Raymond Ross meets Chris Dolan, Easterhouse's writer-in-residence and literacy link worker.
As he approaches his 40th birthday, writer Chris Dolan looks back and considers the most important writing competition he has ever won. Not the MacallanScotland on Sunday Short Story Prize he picked up in 1995, nor the Fringe First for his play Sabina!, which he was awarded last year.
"It was when I won a creative writing competition at St Peter's Primary in Partick, when I was eight," he says. "I decided then that I wanted to be a writer. Only, it took me 25 years before I showed a piece of writing to someone else."
Confidence plays a large part in any writer's education and this is something that Dolan, as writer-in-residence and literacy link worker in Easterhouse, is only too well aware of.
"Easterhouse is a particular place. It has a population the size of Perth, but there's nowhere you can buy a book," he says. "Disadvantage and literacy are always linked and you have to tackle disadvantage through literacy."
These are social and educational issues which Dolan is perhaps uniquely equipped to deal with. He took a degree in Spanish, Portuguese and English (at Glasgow and Lisbon universities), has worked as a community service volunteer on and off since he graduated in 1981 and has undertaken professional consultancy work from Venezuela and Barbados to Armenia and Namibia on behalf of UNESCO for projects concerning street children, enterprise education, disruptive adolescents and helping develop government youth policies.
"Economic viability demands language ability," he says. "Language is power. If you know how to write reports or speak in public, then you're politically advantaged. I've learned from Third World experience that literacy really is about empowerment."
Funded by the Scottish Arts Council and Glasgow Libraries, Dolan's residency is linked to the Easterhouse Literacy Campaign, which was begun in 1995. He spends 80 per cent of his time working in 12 targeted schools, the other 20 per cent working with adults.
"I'm not a teacher but I work with teaching staff. I suppose I'm part of 'learning support' in the broadest sense.

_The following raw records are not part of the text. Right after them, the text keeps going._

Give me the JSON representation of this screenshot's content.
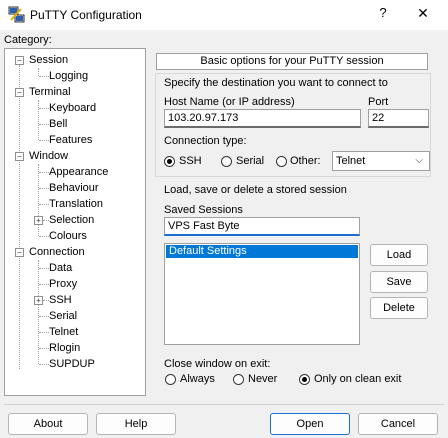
{
  "window": {
    "title": "PuTTY Configuration",
    "help_glyph": "?",
    "close_glyph": "✕"
  },
  "category": {
    "label": "Category:"
  },
  "tree": [
    {
      "label": "Session"
    },
    {
      "label": "Logging"
    },
    {
      "label": "Terminal"
    },
    {
      "label": "Keyboard"
    },
    {
      "label": "Bell"
    },
    {
      "label": "Features"
    },
    {
      "label": "Window"
    },
    {
      "label": "Appearance"
    },
    {
      "label": "Behaviour"
    },
    {
      "label": "Translation"
    },
    {
      "label": "Selection"
    },
    {
      "label": "Colours"
    },
    {
      "label": "Connection"
    },
    {
      "label": "Data"
    },
    {
      "label": "Proxy"
    },
    {
      "label": "SSH"
    },
    {
      "label": "Serial"
    },
    {
      "label": "Telnet"
    },
    {
      "label": "Rlogin"
    },
    {
      "label": "SUPDUP"
    }
  ],
  "panel": {
    "header": "Basic options for your PuTTY session",
    "dest_label": "Specify the destination you want to connect to",
    "host_label": "Host Name (or IP address)",
    "host_value": "103.20.97.173",
    "port_label": "Port",
    "port_value": "22",
    "conn_type_label": "Connection type:",
    "conn_types": [
      {
        "label": "SSH",
        "checked": true
      },
      {
        "label": "Serial",
        "checked": false
      },
      {
        "label": "Other:",
        "checked": false
      }
    ],
    "other_value": "Telnet",
    "load_save_label": "Load, save or delete a stored session",
    "saved_sessions_label": "Saved Sessions",
    "saved_sessions_value": "VPS Fast Byte",
    "sessions": [
      "Default Settings"
    ],
    "load_btn": "Load",
    "save_btn": "Save",
    "delete_btn": "Delete",
    "close_label": "Close window on exit:",
    "close_options": [
      {
        "label": "Always",
        "checked": false
      },
      {
        "label": "Never",
        "checked": false
      },
      {
        "label": "Only on clean exit",
        "checked": true
      }
    ]
  },
  "buttons": {
    "about": "About",
    "help": "Help",
    "open": "Open",
    "cancel": "Cancel"
  },
  "colors": {
    "selection": "#0078d7",
    "primary_border": "#1a6fcf"
  }
}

Officially, I don't fill in for learning support or drama posts which have been cut, but in reality it's part of my function. Teachers are overworked and my role here is complementary. I'm part of team teaching and I add an extra aspect.

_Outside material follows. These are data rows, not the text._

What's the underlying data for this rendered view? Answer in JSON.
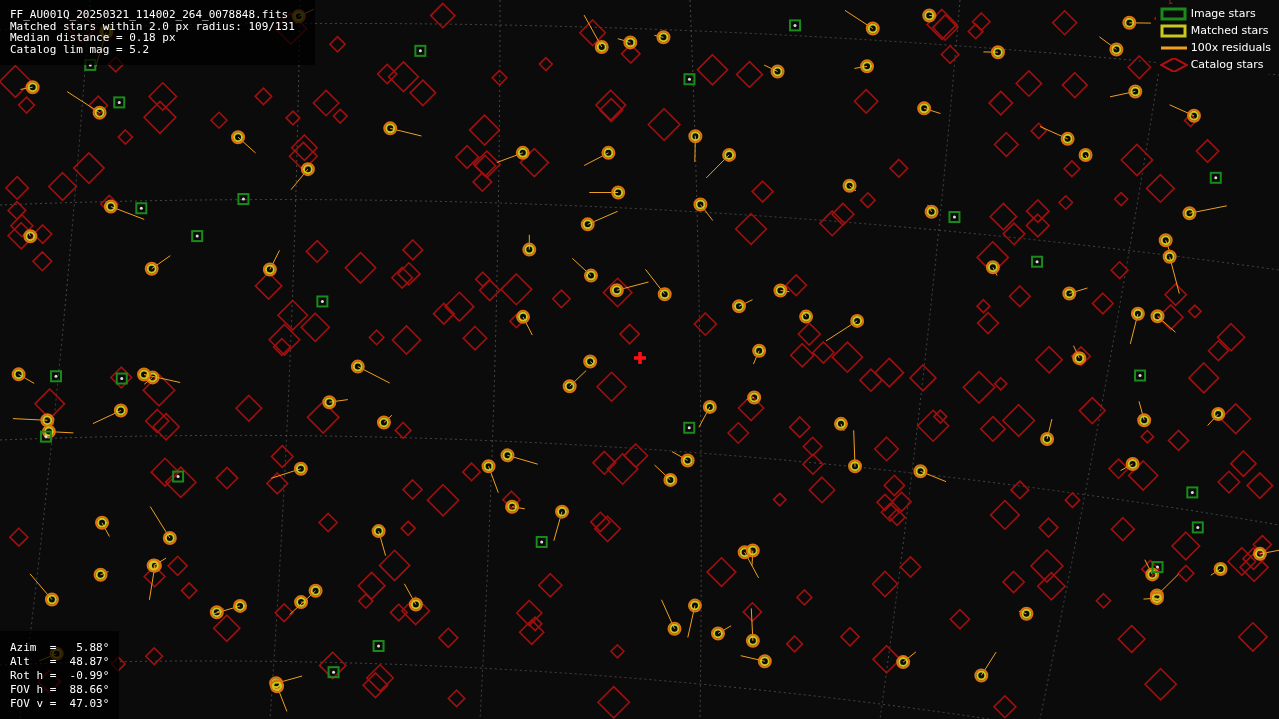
{
  "header": {
    "lines": [
      "FF_AU001Q_20250321_114002_264_0078848.fits",
      "Matched stars within 2.0 px radius: 109/131",
      "Median distance = 0.18 px",
      "Catalog lim mag = 5.2"
    ]
  },
  "legend": [
    {
      "kind": "box",
      "label": "Image stars",
      "color": "#1a8a1a"
    },
    {
      "kind": "box",
      "label": "Matched stars",
      "color": "#c8c81e"
    },
    {
      "kind": "line",
      "label": "100x residuals",
      "color": "#f0a020"
    },
    {
      "kind": "diamond",
      "label": "Catalog stars",
      "color": "#b01010"
    }
  ],
  "pointing": {
    "lines": [
      "Azim  =   5.88°",
      "Alt   =  48.87°",
      "Rot h =  -0.99°",
      "FOV h =  88.66°",
      "FOV v =  47.03°"
    ]
  }
}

"Rather than teaching as such, I see my role as encouraging creative thought. I get the pupils to make up their own stories and to act. In terms of confidence building, it's about getting them to stand up in front of their peers and tell their own stories. It's also about helping them to organise their thoughts, to organise their own material. Not everyone wants to be a creative writer. A lot of the kids want to be sports writers or journalists. I concentrate on what they want to do."
Part of Dolan's work necessarily involves engaging with the local dialect. "Easterhouse teachers teach in one language, English. The kids learn in another, regional Scots.
"Most teachers do a remarkable balancing act between Scots and English, and I set out to explore the area between official and unofficial language. It's interesting how kids will often 'correct' themselves to 'proper' English. I tell them they don't have to.
"For me it's not a problem. It's a creative opportunity. In a sense local Scots has been legitimised by the writings of Leonard, Lochhead and Kelman. But this can confuse the kids; a lot of this writing is still new to children and the idea that they can write in their own idiom is new.
"On the other hand, some pupils can move fluently between the idioms. But I do care about, and I do work on, punctuation and spelling. The basic idea is to allow them to express themselves in either idiom or, preferably, in both. "
Dolan employs strategies from "hot seating" to "statues", where pupils present a character or story by question and answer, or by creating an image and then go off to write up and develop what has been created.
"Confidence is the key. Most kids don't want to be novelists or poets, but one or two will. And you can give them extra encouragement after the main sessions. It's not about making kids into writers, but about giving them the confidence to express themselves and interpret their own world."
Presently working on a novel with a provisional title Ascension Day, Dolan has scripted more than 30 hours of television, including three series of Eurokids and Burns - Alive and Kicking for Channel 4. He also scripts for Machair and Take the High Road. In 1993 he won the Scottish Screenwriters' Award for his script The Angels' Share, he has adapted Bill Douglas's last screenplay Ring of Truth, and had his Poor Angels premiered at the 1996 Edinburgh Film Festival.
This is an impressive record which leaves Easterhouse pupils unmoved - except for Take the High Road, which brings him "cred" the others don't. The residency, which Dolan will hold until at least next year, is "exciting and fun work", but it takes its toll on his writing time. "Above all," he says, "you have to make the writing experience fun for everyone."
Dolan will conduct a workshop at this year's Edinburgh Book Festival on "writing revolting rhymes". "Roald Dahl's Revolting Rhymes are brilliant for kids. He liberated kids' writing in the way perhaps Irvine Welsh did Scottish writing."
Edinburgh Book Festival: Chris Dolan will join an international line-up of writers and poets celebrating the 25th anniversary of the Index on Censorship (Post Office Theatre, August 10, 8pm); The Revolting Rhymes Workshops for 8 to 11-year-olds, EBF Children's Tent, August 14, 10am and 1pm